She hitched her bag back over her shoulder and stepped off the path. Hidden in the ferns, she had time to think. Was there another way to get to the hill? Could she wait it out? Should she confront it?
A million more questions plagued her, comforted her, kept her still in body, if not mind.
She was stuck in the safety of not moving on.
The rock was fairly small for a boulder in these parts, wasn’t it? Or was it large? She didn’t dare peek, relying on the accuracy of memory.
Fear danced with reality and the rock became a boulder, then three, then a wall. Late morning shadows stretched before her, creating shapes of all that the obstacle could be.
Closing her eyes, she took a deep breath, another, another… On opening them, she saw the dark shape of the ferns. Felt the fear of the woman waiting in them. She stepped out from behind the stone, reached out her hand, and walked with her to the hill.
Here is my attempt at #writephoto, a weekly writing prompt for poetry/flash/short stories hosted by Sue Vincent. (So pleased Sue was feeling able to bring #writephoto back. Please do visit and write a little something.)
She got a Disney princess dress for Halloween two years ago. Now she wears that stupid costume, and crown, every day.
We’re the Lemond twins but, in our neighborhood, we’re known as the Lemon Queens. And it’s because of my sister. She turned a serious business into a joke. And I hate her.
After the cards, cakes, and casseroles stopped, I opened a lemonade stand. I made the drinks myself. People said it was tasty. It wasn’t. I smiled. They knew we needed money and I knew to be nice, so we both pretended.
She never had that screen installed and cursed herself for it now. Nothing stood between them. “Aren’t you going to invite me in?”
She shifted, torn, wondering if she should relent or fight. Quickly dismissing her chances winning, she thought of running. How far could she get? Her eyes darted to the back slider, the yard beyond stretching into dense woods.

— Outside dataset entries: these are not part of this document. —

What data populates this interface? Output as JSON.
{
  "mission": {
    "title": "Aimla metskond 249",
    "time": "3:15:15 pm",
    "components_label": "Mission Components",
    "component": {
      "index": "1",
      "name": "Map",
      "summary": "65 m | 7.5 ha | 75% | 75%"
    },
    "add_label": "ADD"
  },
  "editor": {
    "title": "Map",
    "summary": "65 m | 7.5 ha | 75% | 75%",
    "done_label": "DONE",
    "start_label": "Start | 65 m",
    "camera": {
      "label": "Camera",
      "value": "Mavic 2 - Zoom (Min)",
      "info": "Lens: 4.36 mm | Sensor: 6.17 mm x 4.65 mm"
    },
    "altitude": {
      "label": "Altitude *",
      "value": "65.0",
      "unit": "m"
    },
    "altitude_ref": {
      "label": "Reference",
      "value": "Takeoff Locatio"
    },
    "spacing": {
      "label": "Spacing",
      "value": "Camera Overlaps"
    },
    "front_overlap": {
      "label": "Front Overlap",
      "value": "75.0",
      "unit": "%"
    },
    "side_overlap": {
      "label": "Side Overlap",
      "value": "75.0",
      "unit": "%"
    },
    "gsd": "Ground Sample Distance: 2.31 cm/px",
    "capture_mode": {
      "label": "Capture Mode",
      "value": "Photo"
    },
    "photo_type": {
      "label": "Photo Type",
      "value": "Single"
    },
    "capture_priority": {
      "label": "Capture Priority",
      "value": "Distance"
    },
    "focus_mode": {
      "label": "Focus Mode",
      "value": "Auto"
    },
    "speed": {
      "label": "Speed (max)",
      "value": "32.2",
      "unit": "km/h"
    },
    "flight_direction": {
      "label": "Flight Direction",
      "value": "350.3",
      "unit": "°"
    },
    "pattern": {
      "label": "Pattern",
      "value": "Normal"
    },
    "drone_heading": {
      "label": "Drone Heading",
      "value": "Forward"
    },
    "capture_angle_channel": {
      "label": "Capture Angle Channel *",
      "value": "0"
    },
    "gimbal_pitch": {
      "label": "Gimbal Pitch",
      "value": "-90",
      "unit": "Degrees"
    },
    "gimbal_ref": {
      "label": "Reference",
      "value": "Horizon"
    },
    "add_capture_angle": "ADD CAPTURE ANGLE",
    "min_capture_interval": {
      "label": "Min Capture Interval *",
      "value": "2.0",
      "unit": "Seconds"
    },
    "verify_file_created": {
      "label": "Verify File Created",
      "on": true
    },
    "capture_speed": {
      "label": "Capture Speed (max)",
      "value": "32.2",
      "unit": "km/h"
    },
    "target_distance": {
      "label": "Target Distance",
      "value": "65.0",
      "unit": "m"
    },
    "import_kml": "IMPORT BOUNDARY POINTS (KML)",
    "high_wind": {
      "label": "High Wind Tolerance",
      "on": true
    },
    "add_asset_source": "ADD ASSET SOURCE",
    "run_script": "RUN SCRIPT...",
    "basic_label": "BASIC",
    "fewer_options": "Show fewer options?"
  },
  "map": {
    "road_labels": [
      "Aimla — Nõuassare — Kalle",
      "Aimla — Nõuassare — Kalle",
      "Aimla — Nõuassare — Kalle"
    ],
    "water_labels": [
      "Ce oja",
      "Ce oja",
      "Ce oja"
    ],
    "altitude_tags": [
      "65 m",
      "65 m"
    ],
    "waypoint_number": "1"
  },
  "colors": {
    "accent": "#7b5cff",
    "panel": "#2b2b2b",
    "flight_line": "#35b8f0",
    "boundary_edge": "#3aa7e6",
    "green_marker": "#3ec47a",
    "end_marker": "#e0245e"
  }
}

“It’s cold out here. You going to make me push my way past you?”
“What? Oh, sweetie, you caught me off guard,” she smiled, shield up. “Come in, please. What a pleasant surprise.”
Outside, wind howled, rain pounded our windows, but that was nothing compared to what was happening inside.
In our kitchen, my brother’s storm startled me even more than Mother Nature’s.
It arrived with a force that sent my dog running. I wanted to follow but I stayed, frozen, under my mother’s glare. I had to stay, always, so as not to make my brother feel bad.
Him. We don’t want him to feel bad. Because, with changes in routine, like pizza being delivered with mushrooms alongside the pepperoni, he struggles. But, standing near his pizza-fueled rage, I struggle, too.